• **WHAT YOU WILL DO**:
Report each line from the data below that holds the word "JSON".

[Dataset rows describing interfaces]
============

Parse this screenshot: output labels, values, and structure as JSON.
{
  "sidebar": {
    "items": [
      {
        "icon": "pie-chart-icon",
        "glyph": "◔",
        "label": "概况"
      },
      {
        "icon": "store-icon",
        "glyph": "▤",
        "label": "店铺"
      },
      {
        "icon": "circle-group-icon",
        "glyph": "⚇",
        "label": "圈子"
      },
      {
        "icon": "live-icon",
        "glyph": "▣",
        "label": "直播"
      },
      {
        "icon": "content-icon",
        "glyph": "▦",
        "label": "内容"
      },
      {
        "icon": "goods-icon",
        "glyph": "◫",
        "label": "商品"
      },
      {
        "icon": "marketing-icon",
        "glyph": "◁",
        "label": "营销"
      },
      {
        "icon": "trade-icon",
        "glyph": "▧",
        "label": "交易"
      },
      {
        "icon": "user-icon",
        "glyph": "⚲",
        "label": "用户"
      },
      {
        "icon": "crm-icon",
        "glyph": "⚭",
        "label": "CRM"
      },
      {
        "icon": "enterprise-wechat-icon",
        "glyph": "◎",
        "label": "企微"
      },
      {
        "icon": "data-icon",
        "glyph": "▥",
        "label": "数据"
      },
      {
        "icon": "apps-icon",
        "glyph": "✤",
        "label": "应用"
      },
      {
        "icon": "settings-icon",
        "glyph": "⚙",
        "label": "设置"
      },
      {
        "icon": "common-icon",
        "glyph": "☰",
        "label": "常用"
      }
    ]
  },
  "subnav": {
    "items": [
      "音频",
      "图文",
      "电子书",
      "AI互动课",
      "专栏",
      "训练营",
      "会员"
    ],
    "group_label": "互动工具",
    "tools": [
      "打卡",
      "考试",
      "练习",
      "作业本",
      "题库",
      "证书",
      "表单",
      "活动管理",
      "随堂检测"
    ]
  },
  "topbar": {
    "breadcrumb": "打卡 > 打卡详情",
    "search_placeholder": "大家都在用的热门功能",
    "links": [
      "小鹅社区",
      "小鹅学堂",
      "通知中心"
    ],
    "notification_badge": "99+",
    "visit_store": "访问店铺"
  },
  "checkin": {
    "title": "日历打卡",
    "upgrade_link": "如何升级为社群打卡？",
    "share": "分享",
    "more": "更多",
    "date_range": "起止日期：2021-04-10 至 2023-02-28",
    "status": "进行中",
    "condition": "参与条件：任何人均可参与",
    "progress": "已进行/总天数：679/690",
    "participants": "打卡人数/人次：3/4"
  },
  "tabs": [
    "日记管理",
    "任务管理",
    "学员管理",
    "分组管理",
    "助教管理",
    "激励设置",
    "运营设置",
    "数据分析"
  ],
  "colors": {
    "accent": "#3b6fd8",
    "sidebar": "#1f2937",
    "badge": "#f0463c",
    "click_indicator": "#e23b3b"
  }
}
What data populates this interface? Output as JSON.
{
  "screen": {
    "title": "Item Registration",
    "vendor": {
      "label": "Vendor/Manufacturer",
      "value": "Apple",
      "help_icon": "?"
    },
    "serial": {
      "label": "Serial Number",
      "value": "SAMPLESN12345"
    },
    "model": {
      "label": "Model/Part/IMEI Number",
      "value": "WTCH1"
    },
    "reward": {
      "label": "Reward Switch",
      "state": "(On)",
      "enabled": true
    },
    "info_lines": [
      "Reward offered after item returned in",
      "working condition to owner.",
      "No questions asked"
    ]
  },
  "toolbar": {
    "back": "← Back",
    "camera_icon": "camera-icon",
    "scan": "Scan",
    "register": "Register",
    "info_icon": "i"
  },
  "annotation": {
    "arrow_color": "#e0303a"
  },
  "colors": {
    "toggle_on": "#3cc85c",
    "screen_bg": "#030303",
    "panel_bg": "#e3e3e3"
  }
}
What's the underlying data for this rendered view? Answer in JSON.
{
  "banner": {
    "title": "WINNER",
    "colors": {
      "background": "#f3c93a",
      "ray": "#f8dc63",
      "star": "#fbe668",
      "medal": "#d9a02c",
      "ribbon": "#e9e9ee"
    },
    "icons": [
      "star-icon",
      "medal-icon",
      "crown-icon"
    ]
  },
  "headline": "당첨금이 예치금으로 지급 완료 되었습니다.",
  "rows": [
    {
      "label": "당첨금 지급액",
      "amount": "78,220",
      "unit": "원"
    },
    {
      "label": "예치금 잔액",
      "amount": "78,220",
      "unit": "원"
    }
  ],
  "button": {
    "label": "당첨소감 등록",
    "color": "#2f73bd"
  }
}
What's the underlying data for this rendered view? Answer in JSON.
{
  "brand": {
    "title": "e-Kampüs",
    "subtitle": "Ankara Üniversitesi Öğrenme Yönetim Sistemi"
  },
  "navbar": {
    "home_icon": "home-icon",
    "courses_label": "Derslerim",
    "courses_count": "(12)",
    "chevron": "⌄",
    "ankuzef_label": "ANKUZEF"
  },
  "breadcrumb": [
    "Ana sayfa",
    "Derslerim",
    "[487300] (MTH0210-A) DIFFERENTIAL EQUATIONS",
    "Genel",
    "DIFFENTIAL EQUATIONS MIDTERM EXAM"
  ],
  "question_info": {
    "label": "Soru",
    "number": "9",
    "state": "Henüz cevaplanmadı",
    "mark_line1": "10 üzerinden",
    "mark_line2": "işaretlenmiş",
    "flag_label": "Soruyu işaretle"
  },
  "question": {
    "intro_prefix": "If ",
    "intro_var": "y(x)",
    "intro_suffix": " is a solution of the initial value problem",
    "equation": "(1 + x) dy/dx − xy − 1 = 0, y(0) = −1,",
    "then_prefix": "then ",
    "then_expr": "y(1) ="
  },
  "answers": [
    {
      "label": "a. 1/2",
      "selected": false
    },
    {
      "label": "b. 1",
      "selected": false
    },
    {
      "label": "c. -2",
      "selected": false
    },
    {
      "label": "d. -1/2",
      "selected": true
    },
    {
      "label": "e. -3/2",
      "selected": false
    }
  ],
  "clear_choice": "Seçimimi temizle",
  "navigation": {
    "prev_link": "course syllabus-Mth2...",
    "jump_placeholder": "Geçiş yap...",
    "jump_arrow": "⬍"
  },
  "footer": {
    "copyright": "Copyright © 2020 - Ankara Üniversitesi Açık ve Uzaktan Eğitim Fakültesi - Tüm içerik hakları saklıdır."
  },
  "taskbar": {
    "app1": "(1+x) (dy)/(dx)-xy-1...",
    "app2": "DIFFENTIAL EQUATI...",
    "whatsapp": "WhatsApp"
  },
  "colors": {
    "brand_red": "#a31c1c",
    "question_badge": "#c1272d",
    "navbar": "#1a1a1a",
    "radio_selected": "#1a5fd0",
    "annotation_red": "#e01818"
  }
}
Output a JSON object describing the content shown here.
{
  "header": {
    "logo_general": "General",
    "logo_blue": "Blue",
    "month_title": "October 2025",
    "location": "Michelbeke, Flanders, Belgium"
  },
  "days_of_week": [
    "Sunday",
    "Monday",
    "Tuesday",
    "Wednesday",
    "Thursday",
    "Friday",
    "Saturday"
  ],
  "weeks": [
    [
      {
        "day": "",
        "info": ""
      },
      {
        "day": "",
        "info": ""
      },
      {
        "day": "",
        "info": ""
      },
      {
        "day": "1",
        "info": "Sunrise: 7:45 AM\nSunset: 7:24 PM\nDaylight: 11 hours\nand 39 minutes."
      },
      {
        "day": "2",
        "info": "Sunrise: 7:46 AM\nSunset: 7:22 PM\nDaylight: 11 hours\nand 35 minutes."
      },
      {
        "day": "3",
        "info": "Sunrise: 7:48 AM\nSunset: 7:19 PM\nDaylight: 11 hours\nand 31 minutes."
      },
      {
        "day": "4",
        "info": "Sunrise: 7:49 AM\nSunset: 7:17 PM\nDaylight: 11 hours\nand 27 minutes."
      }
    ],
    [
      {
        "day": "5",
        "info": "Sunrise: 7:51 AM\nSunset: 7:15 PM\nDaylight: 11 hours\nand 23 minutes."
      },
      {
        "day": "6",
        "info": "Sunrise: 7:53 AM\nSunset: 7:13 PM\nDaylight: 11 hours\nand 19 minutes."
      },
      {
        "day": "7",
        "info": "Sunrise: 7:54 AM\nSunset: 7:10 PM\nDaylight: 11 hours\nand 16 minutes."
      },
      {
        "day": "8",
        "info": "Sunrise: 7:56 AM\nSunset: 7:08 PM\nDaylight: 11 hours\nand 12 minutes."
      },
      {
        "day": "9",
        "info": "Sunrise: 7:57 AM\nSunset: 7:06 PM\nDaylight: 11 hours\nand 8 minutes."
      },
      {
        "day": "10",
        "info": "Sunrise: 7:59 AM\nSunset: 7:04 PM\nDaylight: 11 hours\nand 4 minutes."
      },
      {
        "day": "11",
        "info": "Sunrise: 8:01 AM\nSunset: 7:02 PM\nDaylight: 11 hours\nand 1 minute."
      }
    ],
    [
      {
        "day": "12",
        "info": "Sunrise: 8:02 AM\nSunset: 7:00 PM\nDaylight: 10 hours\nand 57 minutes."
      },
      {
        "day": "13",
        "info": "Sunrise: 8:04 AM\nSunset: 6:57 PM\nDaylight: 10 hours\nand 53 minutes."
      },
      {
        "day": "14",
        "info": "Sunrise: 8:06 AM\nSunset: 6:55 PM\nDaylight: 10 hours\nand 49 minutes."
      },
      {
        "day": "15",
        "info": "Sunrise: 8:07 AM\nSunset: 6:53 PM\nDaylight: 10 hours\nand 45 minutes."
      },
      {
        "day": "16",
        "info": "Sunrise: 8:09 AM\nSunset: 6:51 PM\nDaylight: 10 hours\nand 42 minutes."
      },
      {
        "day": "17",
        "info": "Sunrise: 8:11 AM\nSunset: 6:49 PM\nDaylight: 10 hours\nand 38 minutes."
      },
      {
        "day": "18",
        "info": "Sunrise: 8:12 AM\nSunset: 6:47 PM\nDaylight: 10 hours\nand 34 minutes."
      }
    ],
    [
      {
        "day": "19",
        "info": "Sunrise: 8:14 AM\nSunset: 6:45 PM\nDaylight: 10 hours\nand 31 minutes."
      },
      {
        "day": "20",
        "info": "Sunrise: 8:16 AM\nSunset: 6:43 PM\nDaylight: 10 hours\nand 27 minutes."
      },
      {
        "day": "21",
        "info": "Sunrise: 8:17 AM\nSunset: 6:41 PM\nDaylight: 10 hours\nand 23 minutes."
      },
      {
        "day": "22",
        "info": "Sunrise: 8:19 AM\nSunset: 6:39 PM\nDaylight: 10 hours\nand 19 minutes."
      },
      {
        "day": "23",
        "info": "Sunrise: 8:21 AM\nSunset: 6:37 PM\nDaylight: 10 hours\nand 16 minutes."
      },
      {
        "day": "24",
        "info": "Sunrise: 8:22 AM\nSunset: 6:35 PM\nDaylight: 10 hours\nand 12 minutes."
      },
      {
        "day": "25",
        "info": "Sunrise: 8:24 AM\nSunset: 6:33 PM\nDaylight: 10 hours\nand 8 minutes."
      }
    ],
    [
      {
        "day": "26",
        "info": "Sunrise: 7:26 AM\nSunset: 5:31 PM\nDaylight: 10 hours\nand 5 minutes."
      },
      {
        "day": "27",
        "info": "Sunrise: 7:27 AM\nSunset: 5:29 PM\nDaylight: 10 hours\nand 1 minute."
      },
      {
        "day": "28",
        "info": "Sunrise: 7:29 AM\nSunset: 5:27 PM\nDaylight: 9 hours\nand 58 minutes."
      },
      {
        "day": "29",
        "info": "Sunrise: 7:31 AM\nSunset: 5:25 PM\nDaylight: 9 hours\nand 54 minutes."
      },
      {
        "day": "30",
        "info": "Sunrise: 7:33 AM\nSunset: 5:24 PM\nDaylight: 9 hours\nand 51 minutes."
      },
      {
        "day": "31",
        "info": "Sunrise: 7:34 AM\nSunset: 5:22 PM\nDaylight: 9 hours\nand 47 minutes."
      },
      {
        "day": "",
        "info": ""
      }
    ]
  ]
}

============

• **ANSWER SPACE**:
Parse this screenshot: output labels, values, and structure as JSON.
What data populates this interface? Output as JSON.
What's the underlying data for this rendered view? Answer in JSON.
What's the underlying data for this rendered view? Answer in JSON.
Output a JSON object describing the content shown here.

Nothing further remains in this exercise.